Samain Stent Moon
Astrology is a thicket of wild claims, unjustified certainty, and intriguing utility. Sorta like religion. In my reading so far I’ve found sensible, modest intellectuals who lean on the utility, using this ancient discipline (Mesopotamian in origin.) to promote self-knowledge. I’ve also found, as you might expect, a number of at least charlatanesque figures who are only one step away from the traveling potion wagons of the early frontier. OK, maybe not one step away.
Learning how to read a natal chart is the base line of astrology and I’m working on how to do it for myself. It’s not easy. Many symbols to learn, planets, houses, signs, aspects. Also, for understanding it in a way that makes sense to me, I’m still pursuing the nature of archetypes. That requires a lot of refreshing from my Jungian salad days. Still not sure it will be worth it in the end, but I’m committed to giving it a fair look. I had a similar fascination for a time with psychometrics like the MMPI, the Big Five, Meyers-Briggs, Eneagram, and career choosing tests. Fiddling with the dials of the self, trying to tune in, see inside. All part of the journey of self-discovery. I’ve learned something from each of them, but I found the psychometric approach judgemental in its attempt to sort the normal from the abnormal.
The evolutionary and psychological astrologists have the most potential for utility and explicitly eschew judgement. In the older, predictive style of astrology, still common, there are, for example, malefic and benefic planets, aspects, even charts. Malefic = bad and benefic = good. Mars and Saturn, malefic. Jupiter and Venus, benefic, for example. These two schools see instead psychic forces, archetypal influences that can create, say, energy for transformation in the case of Mars and Saturn. Or, misapplied, the beneficial aspects Jupiter and Venus can impede personal growth.
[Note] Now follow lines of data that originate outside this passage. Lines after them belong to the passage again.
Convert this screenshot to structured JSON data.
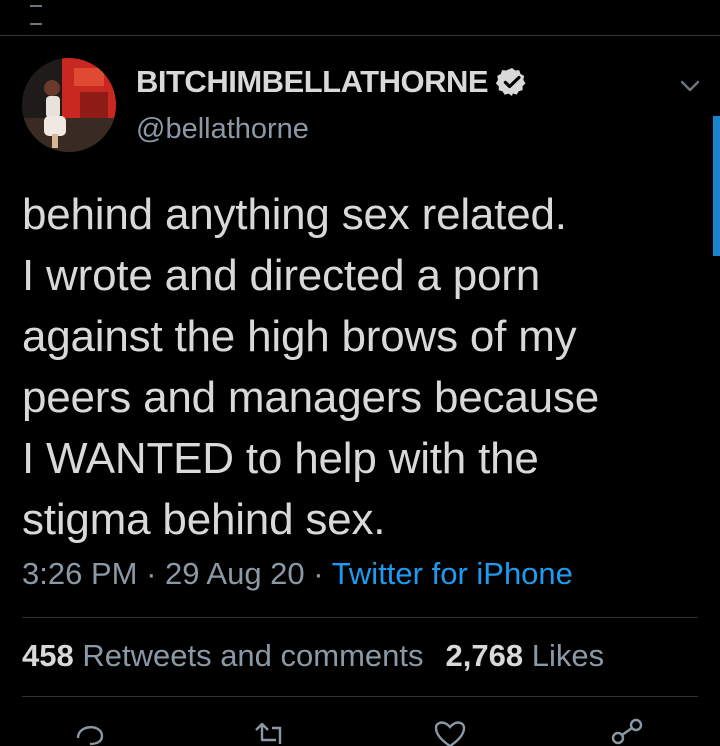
{
  "tweet": {
    "display_name": "BITCHIMBELLATHORNE",
    "handle": "@bellathorne",
    "verified": true,
    "text_lines": [
      "behind anything sex related.",
      "I wrote and directed a porn",
      "against the high brows of my",
      "peers and managers because",
      "I WANTED to help with the",
      "stigma behind sex."
    ],
    "time": "3:26 PM",
    "date": "29 Aug 20",
    "source": "Twitter for iPhone",
    "separator": "·"
  },
  "stats": {
    "retweets_count": "458",
    "retweets_label": "Retweets and comments",
    "likes_count": "2,768",
    "likes_label": "Likes"
  },
  "actions": [
    "reply-icon",
    "retweet-icon",
    "like-icon",
    "share-icon"
  ],
  "colors": {
    "background": "#000000",
    "text": "#d9d9d9",
    "secondary": "#8b98a5",
    "accent": "#1d9bf0",
    "divider": "#2f3336"
  }
}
In the later days of my interest in psychometrics there was a similar change from seeing certain personality characteristics as bad or good, especially those characterized as abnormal. Two instances from my own testing. I spiked both the 4 and 5 scales* of the MMPI when tested in the mid-1970’s in seminary. In the original uses of the MMPI these two scales supposedly determined whether you were a psychopath, 4, or a homosexual, 5. The new (then) understanding became: 4 spike = non-conforming, rebellious, angry, creative, family problems, impulsive and 5 spike = lacks traditional masculine interests. This testing was also done while I was still drinking and some of those 4 scale attributes reinforced my addiction. Though I may have lacked masculine interests (not quite sure what that means), I did have one clear masculine interest. Women.
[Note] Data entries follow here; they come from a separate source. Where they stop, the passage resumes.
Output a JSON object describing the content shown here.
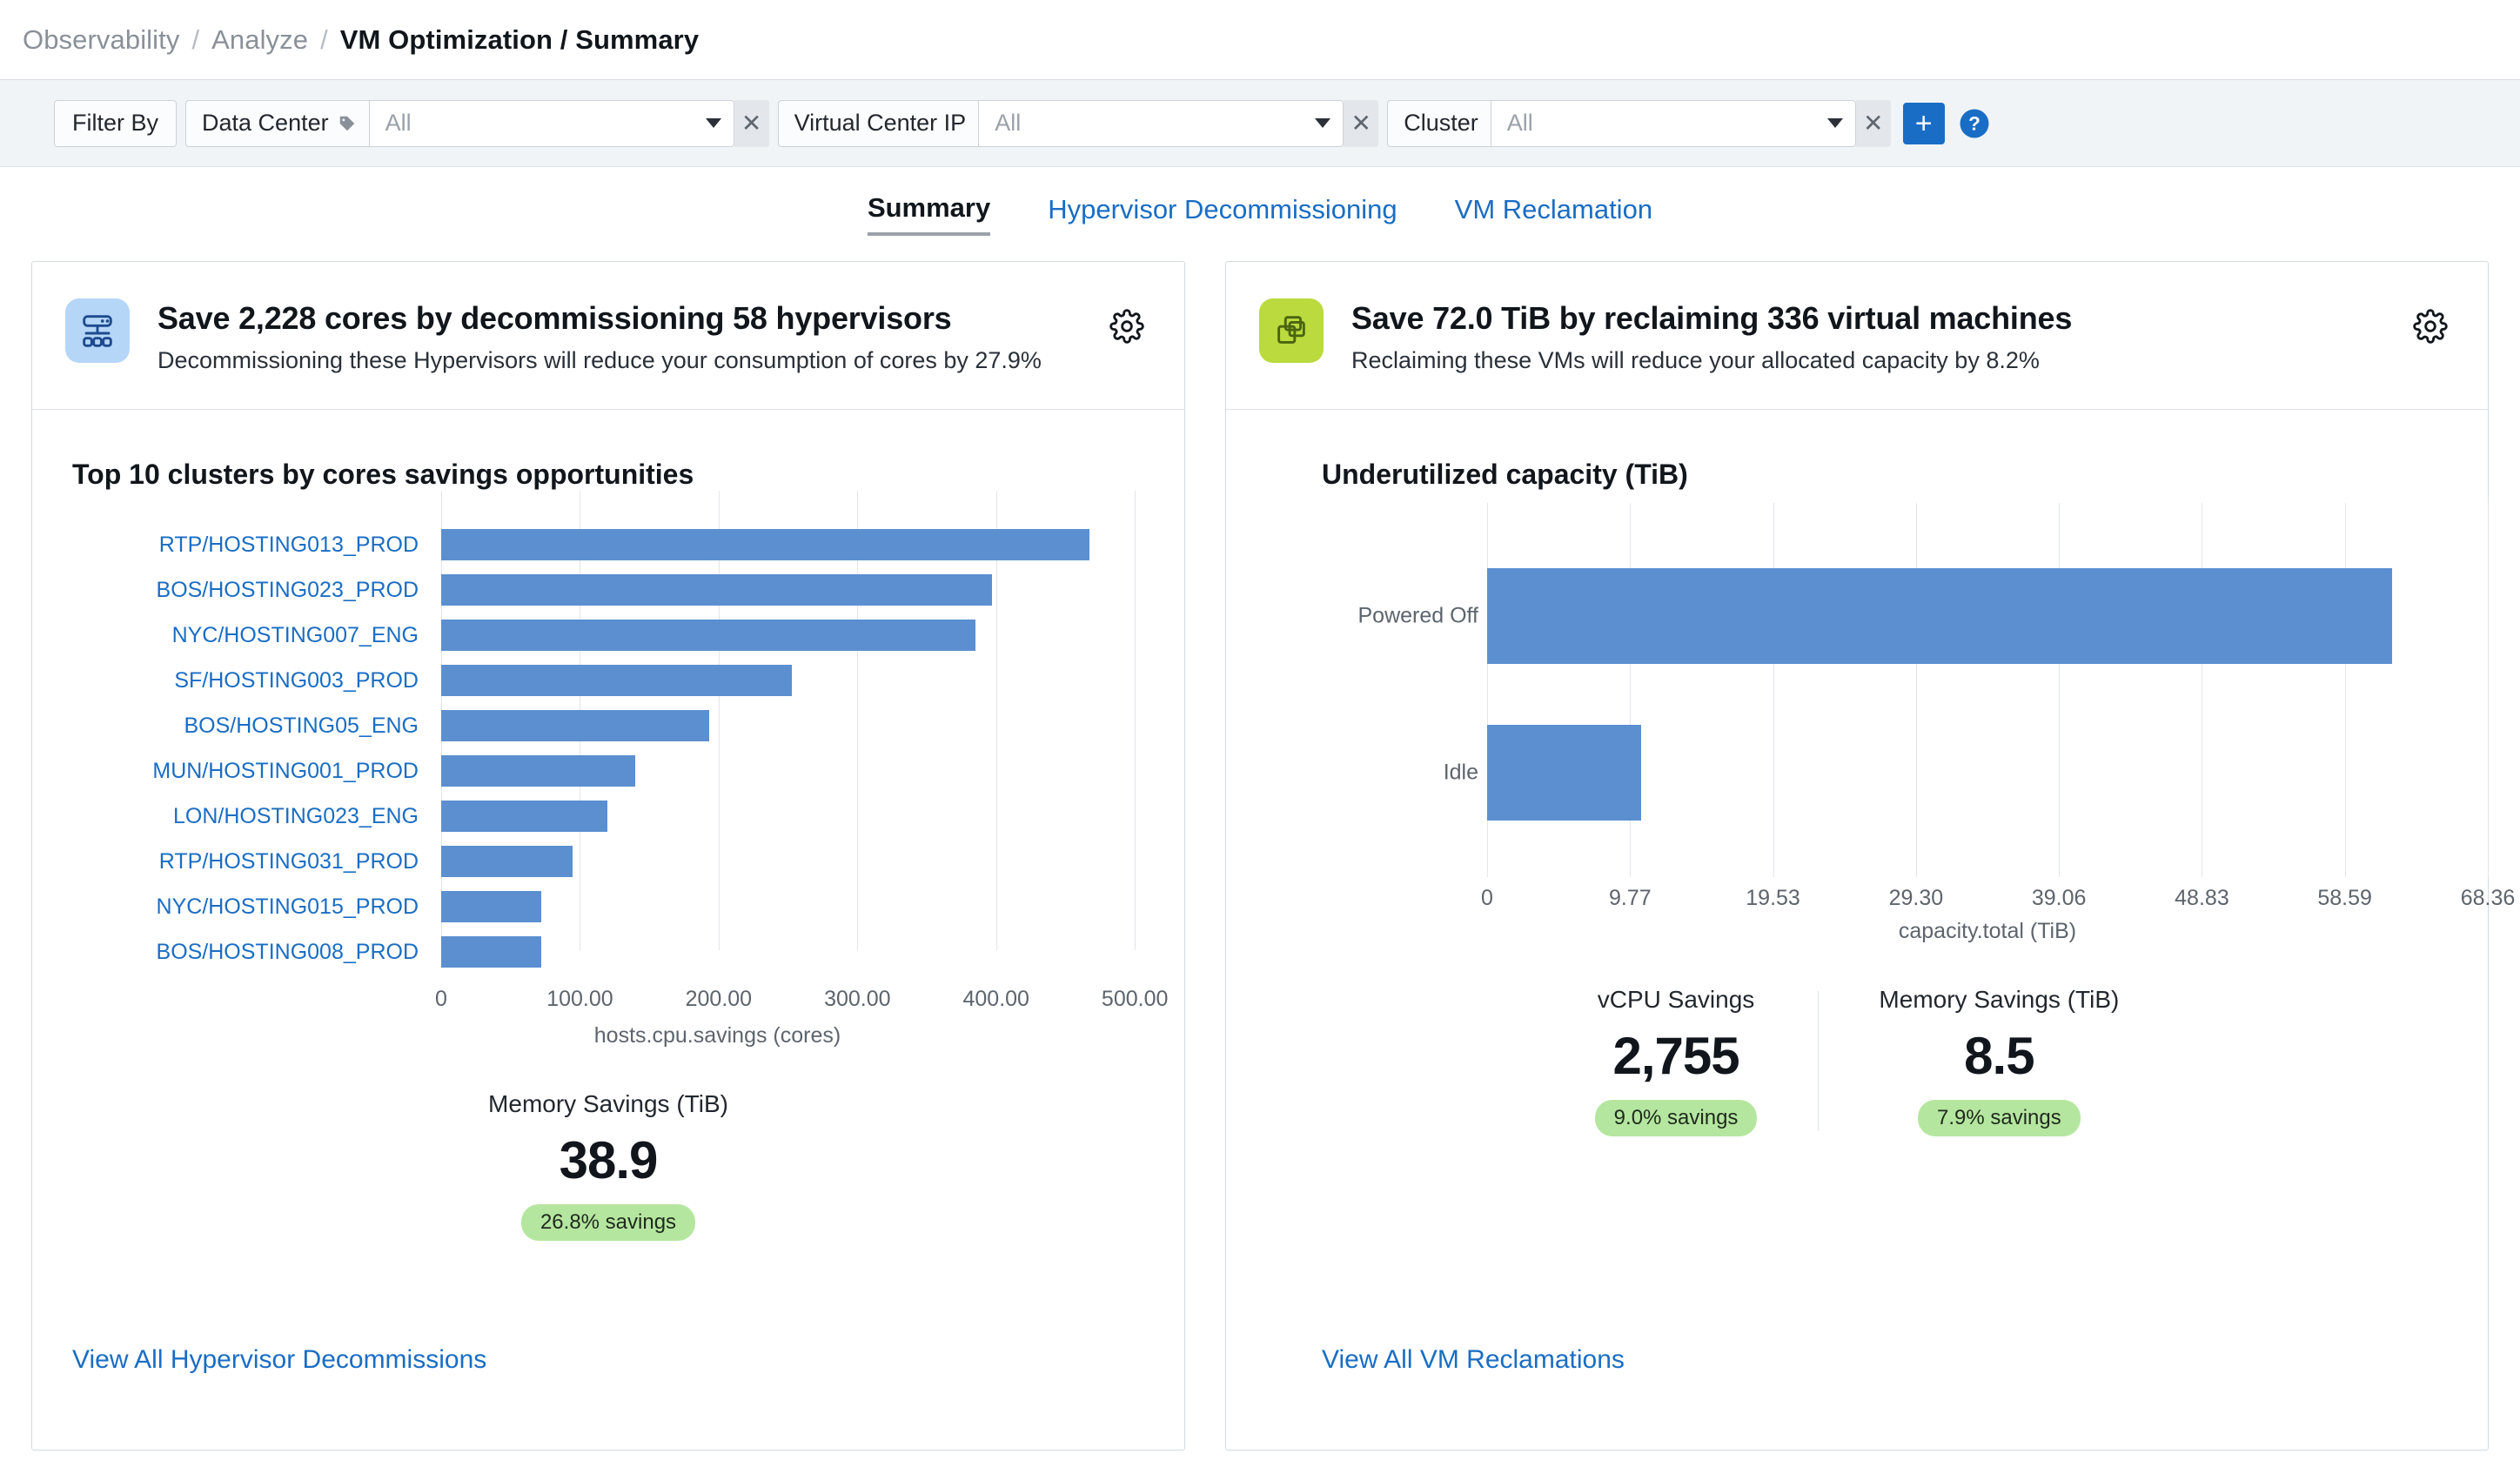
{
  "breadcrumb": {
    "items": [
      "Observability",
      "Analyze"
    ],
    "current": "VM Optimization / Summary",
    "separator": "/"
  },
  "filter_bar": {
    "filter_by_label": "Filter By",
    "filters": [
      {
        "key": "Data Center",
        "value": "All",
        "has_tag_icon": true,
        "clear": "✕"
      },
      {
        "key": "Virtual Center IP",
        "value": "All",
        "has_tag_icon": false,
        "clear": "✕"
      },
      {
        "key": "Cluster",
        "value": "All",
        "has_tag_icon": false,
        "clear": "✕"
      }
    ],
    "add_label": "+",
    "help_label": "?",
    "accent": "#1a6dc4"
  },
  "tabs": [
    {
      "label": "Summary",
      "active": true
    },
    {
      "label": "Hypervisor Decommissioning",
      "active": false
    },
    {
      "label": "VM Reclamation",
      "active": false
    }
  ],
  "left_card": {
    "icon": "server-icon",
    "icon_bg": "#b5d6f7",
    "title": "Save 2,228 cores by decommissioning 58 hypervisors",
    "subtitle": "Decommissioning these Hypervisors will reduce your consumption of cores by 27.9%",
    "settings_icon": "gear-icon",
    "metrics": [
      {
        "label": "Memory Savings (TiB)",
        "value": "38.9",
        "badge": "26.8% savings"
      }
    ],
    "footer_link": "View All Hypervisor Decommissions"
  },
  "right_card": {
    "icon": "virtual-machines-icon",
    "icon_bg": "#bada3e",
    "title": "Save 72.0 TiB by reclaiming 336 virtual machines",
    "subtitle": "Reclaiming these VMs will reduce your allocated capacity by 8.2%",
    "settings_icon": "gear-icon",
    "metrics": [
      {
        "label": "vCPU Savings",
        "value": "2,755",
        "badge": "9.0% savings"
      },
      {
        "label": "Memory Savings (TiB)",
        "value": "8.5",
        "badge": "7.9% savings"
      }
    ],
    "footer_link": "View All VM Reclamations"
  },
  "chart_data": [
    {
      "type": "bar",
      "orientation": "horizontal",
      "title": "Top 10 clusters by cores savings opportunities",
      "xlabel": "hosts.cpu.savings (cores)",
      "ylabel": "",
      "categories": [
        "RTP/HOSTING013_PROD",
        "BOS/HOSTING023_PROD",
        "NYC/HOSTING007_ENG",
        "SF/HOSTING003_PROD",
        "BOS/HOSTING05_ENG",
        "MUN/HOSTING001_PROD",
        "LON/HOSTING023_ENG",
        "RTP/HOSTING031_PROD",
        "NYC/HOSTING015_PROD",
        "BOS/HOSTING008_PROD"
      ],
      "values": [
        467,
        397,
        385,
        253,
        193,
        140,
        120,
        95,
        72,
        72
      ],
      "tick_labels": [
        "0",
        "100.00",
        "200.00",
        "300.00",
        "400.00",
        "500.00"
      ],
      "tick_values": [
        0,
        100,
        200,
        300,
        400,
        500
      ],
      "xlim": [
        0,
        530
      ],
      "grid": true,
      "bar_color": "#5b8fd0",
      "label_color": "#1a6dc4"
    },
    {
      "type": "bar",
      "orientation": "horizontal",
      "title": "Underutilized capacity (TiB)",
      "xlabel": "capacity.total (TiB)",
      "ylabel": "",
      "categories": [
        "Powered Off",
        "Idle"
      ],
      "values": [
        61.8,
        10.5
      ],
      "tick_labels": [
        "0",
        "9.77",
        "19.53",
        "29.30",
        "39.06",
        "48.83",
        "58.59",
        "68.36"
      ],
      "tick_values": [
        0,
        9.77,
        19.53,
        29.3,
        39.06,
        48.83,
        58.59,
        68.36
      ],
      "xlim": [
        0,
        68.36
      ],
      "grid": true,
      "bar_color": "#5b8fd0",
      "label_color": "#5d646d"
    }
  ]
}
I suppose you could frame this like Tarnas frames the major problem of our time: an ensouled primal universe and a disenchanted enlightenment universe in conflict, needing, very much needing a synthesis. On my mind all the time these days. Imagining ways through this conflict, ways to reconcile, to use the tension as a creative force for a new metaphysics. Reimagining. Reconstructing. Reenchanting.
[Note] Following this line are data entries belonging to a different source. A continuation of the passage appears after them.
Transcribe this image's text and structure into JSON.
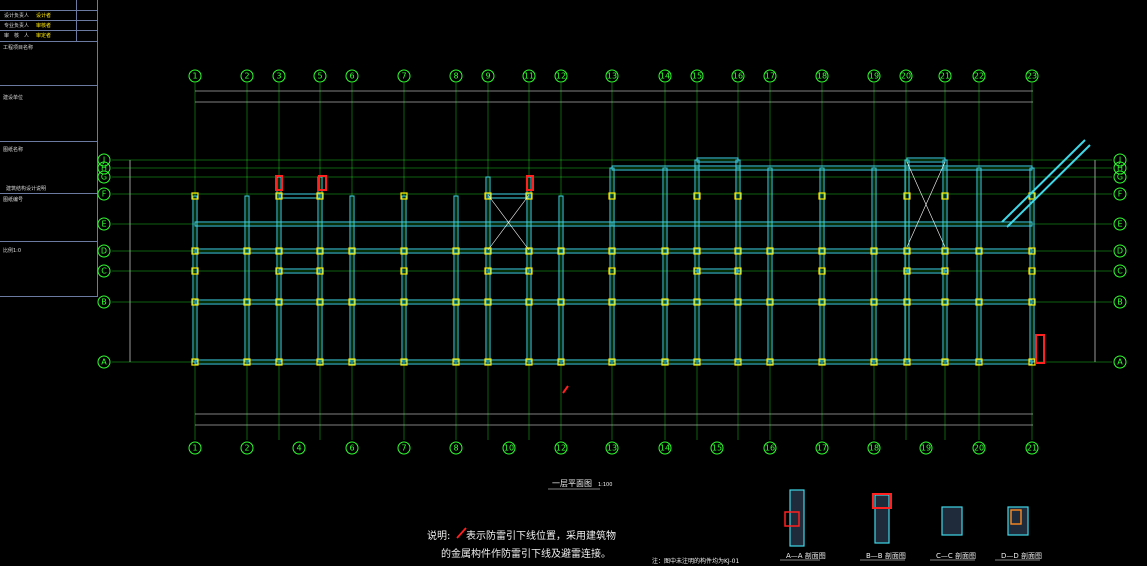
{
  "drawing": {
    "plan_title": "一层平面图",
    "plan_scale": "1:100",
    "sheet_note": "注：图中未注明的构件均为KJ-01",
    "note_label": "说明:",
    "note_line1": "表示防雷引下线位置，采用建筑物",
    "note_line2": "的金属构件作防雷引下线及避雷连接。"
  },
  "title_block": {
    "rows": [
      {
        "label": "设计负责人",
        "value": "设计者"
      },
      {
        "label": "专业负责人",
        "value": "审核者"
      },
      {
        "label": "审　核　人",
        "value": "审定者"
      }
    ],
    "sections": [
      "工程项目名称",
      "建设单位",
      "图纸名称",
      "建筑结构设计说明",
      "图纸编号",
      "比例1:0"
    ]
  },
  "axes": {
    "top": [
      "1",
      "2",
      "3",
      "5",
      "6",
      "7",
      "8",
      "9",
      "11",
      "12",
      "13",
      "14",
      "15",
      "16",
      "17",
      "18",
      "19",
      "20",
      "21",
      "22",
      "23"
    ],
    "bottom": [
      "1",
      "2",
      "4",
      "6",
      "7",
      "8",
      "10",
      "12",
      "13",
      "14",
      "15",
      "16",
      "17",
      "18",
      "19",
      "20",
      "21",
      "22",
      "23"
    ],
    "left": [
      "J",
      "H",
      "G",
      "F",
      "E",
      "D",
      "C",
      "B",
      "A"
    ],
    "right": [
      "J",
      "H",
      "G",
      "F",
      "E",
      "D",
      "C",
      "B",
      "A"
    ]
  },
  "sections": [
    {
      "id": "A-A",
      "label": "A—A 剖面图"
    },
    {
      "id": "B-B",
      "label": "B—B 剖面图"
    },
    {
      "id": "C-C",
      "label": "C—C 剖面图"
    },
    {
      "id": "D-D",
      "label": "D—D 剖面图"
    }
  ],
  "colors": {
    "grid": "#2fff2f",
    "wall": "#3fd8e8",
    "column": "#ffe800",
    "dimension": "#ffffff",
    "accent": "#ff2020"
  }
}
*Scale 4 (AKA the Psychopathic Deviate Scale) Measures a person’s need for control or their rebellion against control. Scale 5 (AKA the Femininity/Masculinity Scale) Measures a stereotype of a person and how they compare. For men it would be the Marlboro man, for women it would be June Cleaver or Donna Reed.